** Data extracts follows **

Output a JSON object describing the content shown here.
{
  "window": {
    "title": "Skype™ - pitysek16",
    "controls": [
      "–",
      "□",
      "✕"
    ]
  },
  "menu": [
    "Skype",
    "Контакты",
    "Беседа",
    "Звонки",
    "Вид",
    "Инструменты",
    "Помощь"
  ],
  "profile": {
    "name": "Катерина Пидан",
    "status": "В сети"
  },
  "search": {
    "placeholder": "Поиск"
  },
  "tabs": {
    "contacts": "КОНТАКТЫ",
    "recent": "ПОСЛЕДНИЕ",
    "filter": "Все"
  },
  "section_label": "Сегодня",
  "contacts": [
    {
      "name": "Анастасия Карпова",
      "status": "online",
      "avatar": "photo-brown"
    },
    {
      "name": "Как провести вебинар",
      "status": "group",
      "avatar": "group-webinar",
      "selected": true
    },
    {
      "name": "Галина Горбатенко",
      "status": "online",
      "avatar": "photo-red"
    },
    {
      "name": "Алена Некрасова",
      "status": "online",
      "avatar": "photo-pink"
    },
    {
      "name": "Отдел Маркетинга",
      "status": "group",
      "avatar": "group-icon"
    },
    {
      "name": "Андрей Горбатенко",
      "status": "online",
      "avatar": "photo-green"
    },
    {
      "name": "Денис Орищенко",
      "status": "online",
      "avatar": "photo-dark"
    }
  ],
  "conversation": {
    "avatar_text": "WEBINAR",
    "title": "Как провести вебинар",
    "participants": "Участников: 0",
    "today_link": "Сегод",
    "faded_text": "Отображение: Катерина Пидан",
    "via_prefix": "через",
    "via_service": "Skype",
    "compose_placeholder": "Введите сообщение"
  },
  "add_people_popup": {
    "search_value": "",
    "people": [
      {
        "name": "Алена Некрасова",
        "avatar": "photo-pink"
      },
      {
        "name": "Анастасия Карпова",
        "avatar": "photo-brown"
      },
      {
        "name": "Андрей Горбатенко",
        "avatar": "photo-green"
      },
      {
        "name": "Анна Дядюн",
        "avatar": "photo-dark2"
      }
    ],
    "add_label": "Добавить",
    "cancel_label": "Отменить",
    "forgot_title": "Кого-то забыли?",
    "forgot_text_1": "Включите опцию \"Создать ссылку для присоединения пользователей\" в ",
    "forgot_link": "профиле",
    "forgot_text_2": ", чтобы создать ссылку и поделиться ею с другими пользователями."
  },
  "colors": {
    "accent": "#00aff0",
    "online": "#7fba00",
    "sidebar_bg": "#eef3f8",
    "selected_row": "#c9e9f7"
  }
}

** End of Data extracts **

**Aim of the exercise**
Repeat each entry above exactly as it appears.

**Response**
Output a JSON object describing the content shown here.
{
  "window": {
    "title": "Skype™ - pitysek16",
    "controls": [
      "–",
      "□",
      "✕"
    ]
  },
  "menu": [
    "Skype",
    "Контакты",
    "Беседа",
    "Звонки",
    "Вид",
    "Инструменты",
    "Помощь"
  ],
  "profile": {
    "name": "Катерина Пидан",
    "status": "В сети"
  },
  "search": {
    "placeholder": "Поиск"
  },
  "tabs": {
    "contacts": "КОНТАКТЫ",
    "recent": "ПОСЛЕДНИЕ",
    "filter": "Все"
  },
  "section_label": "Сегодня",
  "contacts": [
    {
      "name": "Анастасия Карпова",
      "status": "online",
      "avatar": "photo-brown"
    },
    {
      "name": "Как провести вебинар",
      "status": "group",
      "avatar": "group-webinar",
      "selected": true
    },
    {
      "name": "Галина Горбатенко",
      "status": "online",
      "avatar": "photo-red"
    },
    {
      "name": "Алена Некрасова",
      "status": "online",
      "avatar": "photo-pink"
    },
    {
      "name": "Отдел Маркетинга",
      "status": "group",
      "avatar": "group-icon"
    },
    {
      "name": "Андрей Горбатенко",
      "status": "online",
      "avatar": "photo-green"
    },
    {
      "name": "Денис Орищенко",
      "status": "online",
      "avatar": "photo-dark"
    }
  ],
  "conversation": {
    "avatar_text": "WEBINAR",
    "title": "Как провести вебинар",
    "participants": "Участников: 0",
    "today_link": "Сегод",
    "faded_text": "Отображение: Катерина Пидан",
    "via_prefix": "через",
    "via_service": "Skype",
    "compose_placeholder": "Введите сообщение"
  },
  "add_people_popup": {
    "search_value": "",
    "people": [
      {
        "name": "Алена Некрасова",
        "avatar": "photo-pink"
      },
      {
        "name": "Анастасия Карпова",
        "avatar": "photo-brown"
      },
      {
        "name": "Андрей Горбатенко",
        "avatar": "photo-green"
      },
      {
        "name": "Анна Дядюн",
        "avatar": "photo-dark2"
      }
    ],
    "add_label": "Добавить",
    "cancel_label": "Отменить",
    "forgot_title": "Кого-то забыли?",
    "forgot_text_1": "Включите опцию \"Создать ссылку для присоединения пользователей\" в ",
    "forgot_link": "профиле",
    "forgot_text_2": ", чтобы создать ссылку и поделиться ею с другими пользователями."
  },
  "colors": {
    "accent": "#00aff0",
    "online": "#7fba00",
    "sidebar_bg": "#eef3f8",
    "selected_row": "#c9e9f7"
  }
}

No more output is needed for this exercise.